Your objective:
The copy must match the data word for word and contain no pictures.

[Supplied records — start]

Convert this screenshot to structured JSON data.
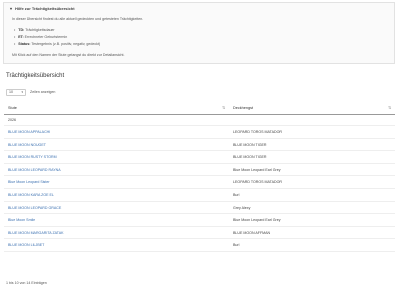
{
  "help": {
    "title": "Hilfe zur Trächtigkeitsübersicht",
    "intro": "In dieser Übersicht findest du alle aktuell gedeckten und getesteten Trächtigkeiten.",
    "items": [
      {
        "term": "TD:",
        "text": "Trächtigkeitsdauer"
      },
      {
        "term": "ET:",
        "text": "Errechneter Geburtstermin"
      },
      {
        "term": "Status:",
        "text": "Testergebnis (z.B. positiv, negativ, gedeckt)"
      }
    ],
    "note": "Mit Klick auf den Namen der Stute gelangst du direkt zur Detailansicht."
  },
  "section_title": "Trächtigkeitsübersicht",
  "length_menu": {
    "value": "10",
    "label": "Zeilen anzeigen"
  },
  "table": {
    "headers": [
      "Stute",
      "Deckhengst"
    ],
    "group": "2026",
    "rows": [
      {
        "mare": "BLUE MOON APPALACHI",
        "stallion": "LEOPARD TOROS MATADOR"
      },
      {
        "mare": "BLUE MOON NOUGET",
        "stallion": "BLUE MOON TIGER"
      },
      {
        "mare": "BLUE MOON RUSTY STORM",
        "stallion": "BLUE MOON TIGER"
      },
      {
        "mare": "BLUE MOON LEOPARD RAYNA",
        "stallion": "Blue Moon Leopard Earl Grey"
      },
      {
        "mare": "Blue Moon Leopard Sister",
        "stallion": "LEOPARD TOROS MATADOR"
      },
      {
        "mare": "BLUE MOON KARA ZOE EL",
        "stallion": "Burl"
      },
      {
        "mare": "BLUE MOON LEOPARD GRACE",
        "stallion": "Grey Alexy"
      },
      {
        "mare": "Blue Moon Smile",
        "stallion": "Blue Moon Leopard Earl Grey"
      },
      {
        "mare": "BLUE MOON MARGARITA ZATAK",
        "stallion": "BLUE MOON AFFMAN"
      },
      {
        "mare": "BLUE MOON LILJBET",
        "stallion": "Burl"
      }
    ]
  },
  "footer": "1 bis 10 von 14 Einträgen"
}
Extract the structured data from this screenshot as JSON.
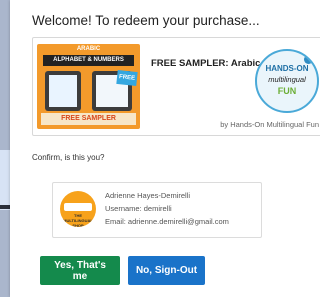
{
  "modal": {
    "title": "Welcome! To redeem your purchase..."
  },
  "product": {
    "title": "FREE SAMPLER: Arabic L...",
    "by_line": "by Hands-On Multilingual Fun",
    "thumbnail": {
      "line1": "ARABIC",
      "line2": "ALPHABET & NUMBERS",
      "tag": "FREE",
      "banner": "FREE SAMPLER"
    },
    "logo": {
      "line1": "HANDS-ON",
      "line2": "multilingual",
      "line3": "FUN"
    }
  },
  "confirm_prompt": "Confirm, is this you?",
  "user": {
    "name": "Adrienne Hayes-Demirelli",
    "username_line": "Username: demirelli",
    "email_line": "Email: adrienne.demirelli@gmail.com",
    "avatar_text": "THE MULTILINGUAL SHOP"
  },
  "actions": {
    "confirm_label": "Yes, That's me",
    "signout_label": "No, Sign-Out"
  },
  "colors": {
    "confirm_button": "#148a4c",
    "signout_button": "#1a73c9",
    "thumbnail_bg": "#f39a2b"
  }
}
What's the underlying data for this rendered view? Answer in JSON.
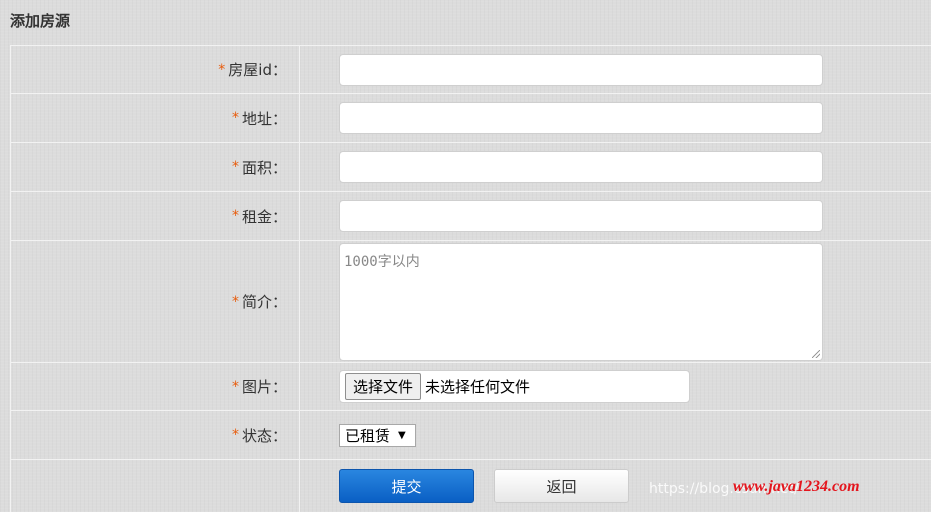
{
  "page_title": "添加房源",
  "required_mark": "*",
  "fields": [
    {
      "label": "房屋id：",
      "value": ""
    },
    {
      "label": "地址：",
      "value": ""
    },
    {
      "label": "面积：",
      "value": ""
    },
    {
      "label": "租金：",
      "value": ""
    }
  ],
  "intro": {
    "label": "简介：",
    "placeholder": "1000字以内"
  },
  "image": {
    "label": "图片：",
    "button_label": "选择文件",
    "status": "未选择任何文件"
  },
  "status": {
    "label": "状态：",
    "selected": "已租赁"
  },
  "buttons": {
    "submit": "提交",
    "back": "返回"
  },
  "watermark": {
    "text": "https://blog.csdn.net/",
    "site": "www.java1234.com"
  },
  "colors": {
    "required": "#e85c0c",
    "submit_bg": "#0a5fc4"
  }
}
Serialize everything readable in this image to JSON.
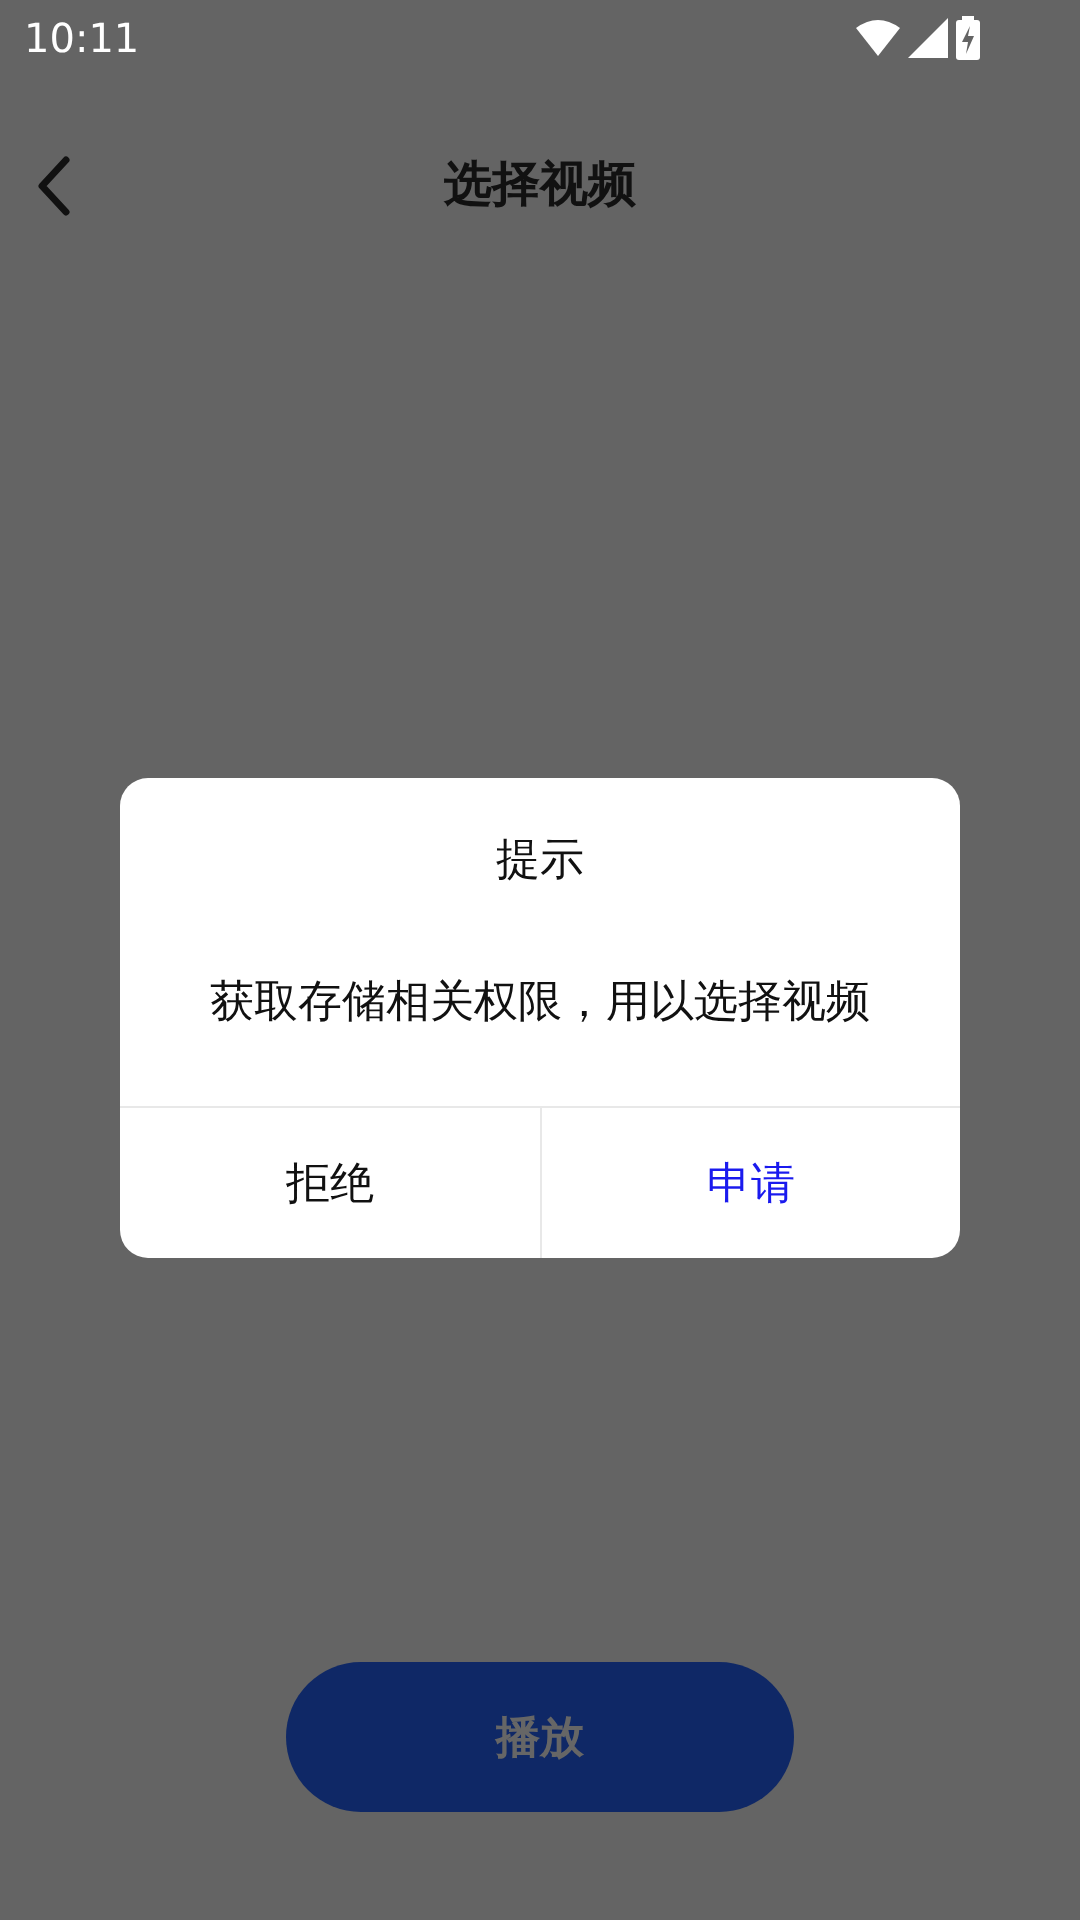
{
  "status_bar": {
    "time": "10:11"
  },
  "header": {
    "title": "选择视频"
  },
  "play_button": {
    "label": "播放"
  },
  "dialog": {
    "title": "提示",
    "message": "获取存储相关权限，用以选择视频",
    "buttons": [
      {
        "label": "拒绝",
        "kind": "cancel"
      },
      {
        "label": "申请",
        "kind": "confirm"
      }
    ]
  }
}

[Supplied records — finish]

Reply:
Convert this screenshot to structured JSON data.
{
  "help": {
    "title": "Hilfe zur Trächtigkeitsübersicht",
    "intro": "In dieser Übersicht findest du alle aktuell gedeckten und getesteten Trächtigkeiten.",
    "items": [
      {
        "term": "TD:",
        "text": "Trächtigkeitsdauer"
      },
      {
        "term": "ET:",
        "text": "Errechneter Geburtstermin"
      },
      {
        "term": "Status:",
        "text": "Testergebnis (z.B. positiv, negativ, gedeckt)"
      }
    ],
    "note": "Mit Klick auf den Namen der Stute gelangst du direkt zur Detailansicht."
  },
  "section_title": "Trächtigkeitsübersicht",
  "length_menu": {
    "value": "10",
    "label": "Zeilen anzeigen"
  },
  "table": {
    "headers": [
      "Stute",
      "Deckhengst"
    ],
    "group": "2026",
    "rows": [
      {
        "mare": "BLUE MOON APPALACHI",
        "stallion": "LEOPARD TOROS MATADOR"
      },
      {
        "mare": "BLUE MOON NOUGET",
        "stallion": "BLUE MOON TIGER"
      },
      {
        "mare": "BLUE MOON RUSTY STORM",
        "stallion": "BLUE MOON TIGER"
      },
      {
        "mare": "BLUE MOON LEOPARD RAYNA",
        "stallion": "Blue Moon Leopard Earl Grey"
      },
      {
        "mare": "Blue Moon Leopard Sister",
        "stallion": "LEOPARD TOROS MATADOR"
      },
      {
        "mare": "BLUE MOON KARA ZOE EL",
        "stallion": "Burl"
      },
      {
        "mare": "BLUE MOON LEOPARD GRACE",
        "stallion": "Grey Alexy"
      },
      {
        "mare": "Blue Moon Smile",
        "stallion": "Blue Moon Leopard Earl Grey"
      },
      {
        "mare": "BLUE MOON MARGARITA ZATAK",
        "stallion": "BLUE MOON AFFMAN"
      },
      {
        "mare": "BLUE MOON LILJBET",
        "stallion": "Burl"
      }
    ]
  },
  "footer": "1 bis 10 von 14 Einträgen"
}
Extract the structured data from this screenshot as JSON.
{
  "modal": {
    "title": "Welcome! To redeem your purchase..."
  },
  "product": {
    "title": "FREE SAMPLER: Arabic L...",
    "by_line": "by Hands-On Multilingual Fun",
    "thumbnail": {
      "line1": "ARABIC",
      "line2": "ALPHABET & NUMBERS",
      "tag": "FREE",
      "banner": "FREE SAMPLER"
    },
    "logo": {
      "line1": "HANDS-ON",
      "line2": "multilingual",
      "line3": "FUN"
    }
  },
  "confirm_prompt": "Confirm, is this you?",
  "user": {
    "name": "Adrienne Hayes-Demirelli",
    "username_line": "Username: demirelli",
    "email_line": "Email: adrienne.demirelli@gmail.com",
    "avatar_text": "THE MULTILINGUAL SHOP"
  },
  "actions": {
    "confirm_label": "Yes, That's me",
    "signout_label": "No, Sign-Out"
  },
  "colors": {
    "confirm_button": "#148a4c",
    "signout_button": "#1a73c9",
    "thumbnail_bg": "#f39a2b"
  }
}
What's the underlying data for this rendered view? Answer in JSON.
{
  "page_title": "添加房源",
  "required_mark": "*",
  "fields": [
    {
      "label": "房屋id：",
      "value": ""
    },
    {
      "label": "地址：",
      "value": ""
    },
    {
      "label": "面积：",
      "value": ""
    },
    {
      "label": "租金：",
      "value": ""
    }
  ],
  "intro": {
    "label": "简介：",
    "placeholder": "1000字以内"
  },
  "image": {
    "label": "图片：",
    "button_label": "选择文件",
    "status": "未选择任何文件"
  },
  "status": {
    "label": "状态：",
    "selected": "已租赁"
  },
  "buttons": {
    "submit": "提交",
    "back": "返回"
  },
  "watermark": {
    "text": "https://blog.csdn.net/",
    "site": "www.java1234.com"
  },
  "colors": {
    "required": "#e85c0c",
    "submit_bg": "#0a5fc4"
  }
}
Serialize everything readable in this image to JSON.
{
  "status_bar": {
    "time": "10:11"
  },
  "header": {
    "title": "选择视频"
  },
  "play_button": {
    "label": "播放"
  },
  "dialog": {
    "title": "提示",
    "message": "获取存储相关权限，用以选择视频",
    "buttons": [
      {
        "label": "拒绝",
        "kind": "cancel"
      },
      {
        "label": "申请",
        "kind": "confirm"
      }
    ]
  }
}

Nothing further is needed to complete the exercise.